by David Stunja
Conventional wisdom might suggest that pet owners and non-pet owners are divided on certain issues in the apartment world. But according to recently released survey results, they tend to agree on several key pet-related issues.
To a large degree, neither group is exceedingly passionate about instituting pet restrictions at rental properties. Both, however, agree that irresponsible pet ownership and pet misbehavior should carry consequences. That’s according to the Pet Policies and Amenities in Multifamily report, released earlier this year by PetScreening and J Turner Research.
Certainly, anecdotal examples exist when non-pet owners exhibit frustration with the pet-owning demographic, and the study examines the top complaints from pet-free residents. But that sentiment doesn’t necessarily expand into broad-scale issues.

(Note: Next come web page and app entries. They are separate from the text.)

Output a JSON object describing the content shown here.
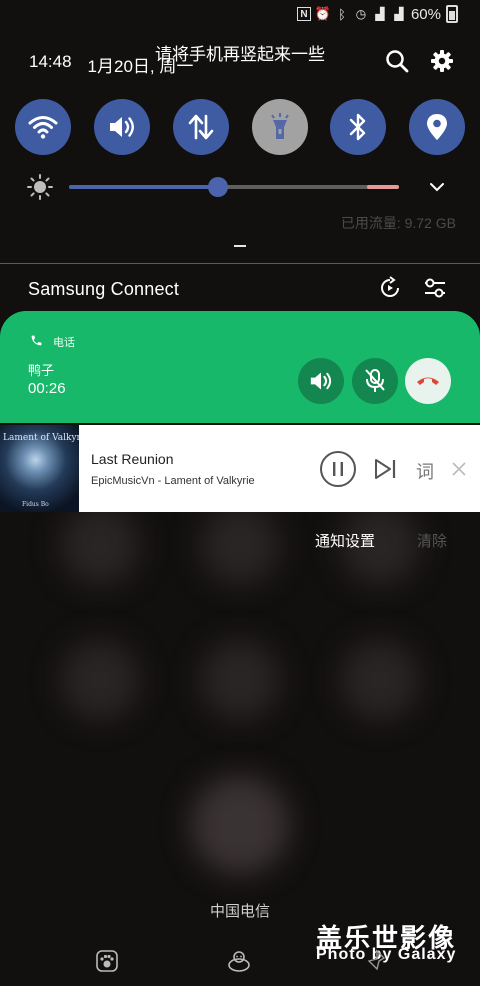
{
  "status_bar": {
    "battery_text": "60%",
    "icons": [
      "n-icon",
      "alarm-icon",
      "bluetooth-icon",
      "alarm-clock-icon",
      "signal-icon",
      "signal-icon"
    ]
  },
  "rotate_hint": "请将手机再竖起来一些",
  "header": {
    "time": "14:48",
    "date": "1月20日, 周一"
  },
  "quick_tiles": [
    {
      "name": "wifi",
      "icon": "wifi-icon",
      "on": true
    },
    {
      "name": "sound",
      "icon": "volume-icon",
      "on": true
    },
    {
      "name": "mobile-data",
      "icon": "data-arrows-icon",
      "on": true
    },
    {
      "name": "flashlight",
      "icon": "flashlight-icon",
      "on": false
    },
    {
      "name": "bluetooth",
      "icon": "bluetooth-icon",
      "on": true
    },
    {
      "name": "location",
      "icon": "location-icon",
      "on": true
    }
  ],
  "brightness": {
    "level": 0.45
  },
  "data_usage": "已用流量: 9.72 GB",
  "samsung_connect": {
    "title": "Samsung Connect"
  },
  "call": {
    "label": "电话",
    "name": "鸭子",
    "timer": "00:26"
  },
  "music": {
    "art_title": "Lament of Valkyrie",
    "art_subtitle": "Fidus Bo",
    "title": "Last Reunion",
    "artist": "EpicMusicVn - Lament of Valkyrie",
    "lyric_button": "词"
  },
  "actions": {
    "settings": "通知设置",
    "clear": "清除"
  },
  "carrier": "中国电信",
  "watermark": {
    "line1": "盖乐世影像",
    "line2": "Photo by Galaxy"
  },
  "colors": {
    "tile_on": "#3f5ca3",
    "tile_off": "#a2a2a2",
    "call_green": "#18b86b",
    "hangup_red": "#e0453a"
  }
}
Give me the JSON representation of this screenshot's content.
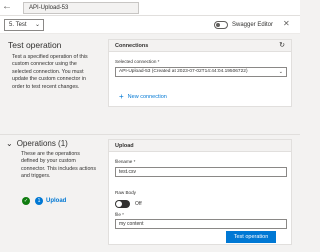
{
  "header": {
    "connector_name": "API-Upload-53",
    "back_icon": "back-arrow-icon"
  },
  "command_bar": {
    "step_select": "5. Test",
    "swagger_editor_label": "Swagger Editor",
    "swagger_editor_on": false,
    "close_icon": "close-icon"
  },
  "test_operation": {
    "title": "Test operation",
    "description": "Test a specified operation of this custom connector using the selected connection. You must update the custom connector in order to test recent changes."
  },
  "operations": {
    "title": "Operations (1)",
    "description": "These are the operations defined by your custom connector. This includes actions and triggers.",
    "items": [
      {
        "index": "1",
        "label": "Upload",
        "status": "success"
      }
    ]
  },
  "connections_card": {
    "title": "Connections",
    "refresh_icon": "refresh-icon",
    "selected_label": "Selected connection *",
    "selected_value": "API-Upload-53 (Created at 2023-07-02T14:44:04.19506722)",
    "new_connection": "New connection"
  },
  "upload_card": {
    "title": "Upload",
    "filename_label": "filename *",
    "filename_value": "test.csv",
    "raw_body_label": "Raw Body",
    "raw_body_state": "Off",
    "file_label": "file *",
    "file_value": "my content",
    "test_button": "Test operation"
  },
  "colors": {
    "accent": "#0078d4",
    "success": "#107c10",
    "background": "#f3f2f1"
  }
}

According to the survey, which features the feedback of more than 22,000 apartment renters, 53% are against breed restrictions, while 24% are pro-restriction and 23% are indifferent. The numbers are similar for weight restrictions, with 56% against them, 20% for them and 24% in the “don’t care” category.
Viewed from more of a big-picture perspective, about one in four residents support breed restrictions while one in five are in favor of weight restrictions. When pairing these non-majority, lower-than-expected percentages with the idea that most renters are in support of charging more for irresponsible pet ownership, it becomes increasingly apparent that many current pet policies could use a modern-day refresh.
Survey data indicates that an overwhelming 71% of residents support charging higher pet fees for irresponsible pet ownership. This includes failure to pick up after pets and repeated off-leash instances. It also factors in pet misbehavior, such as incessant barking and aggressive behavior. Whether a pet owner or otherwise, only 14% of residents do not support charging higher pet fees and pet rents based upon these factors.
The wide-ranging study also explored the rise in pet ownership in 2020 and the idea that non-pet owners are largely accepting of pets on a property—although not without their complaints. The study also dives into pet amenity preferences, the frequency of pet sitting and actionable insights for property teams based upon the resident feedback.
When standardizing pet policies to reflect the sentiments of the 2021 renter, apartment operators should forgo blanket restrictions and evaluate cases on an individual basis. This does not mean that all pets will be welcomed regardless of extenuating factors, just that they won’t be denied based upon preexisting characteristics and predetermined restrictions. It’s a model that’s slowly working its way into the multifamily landscape and has become supported by resident feedback.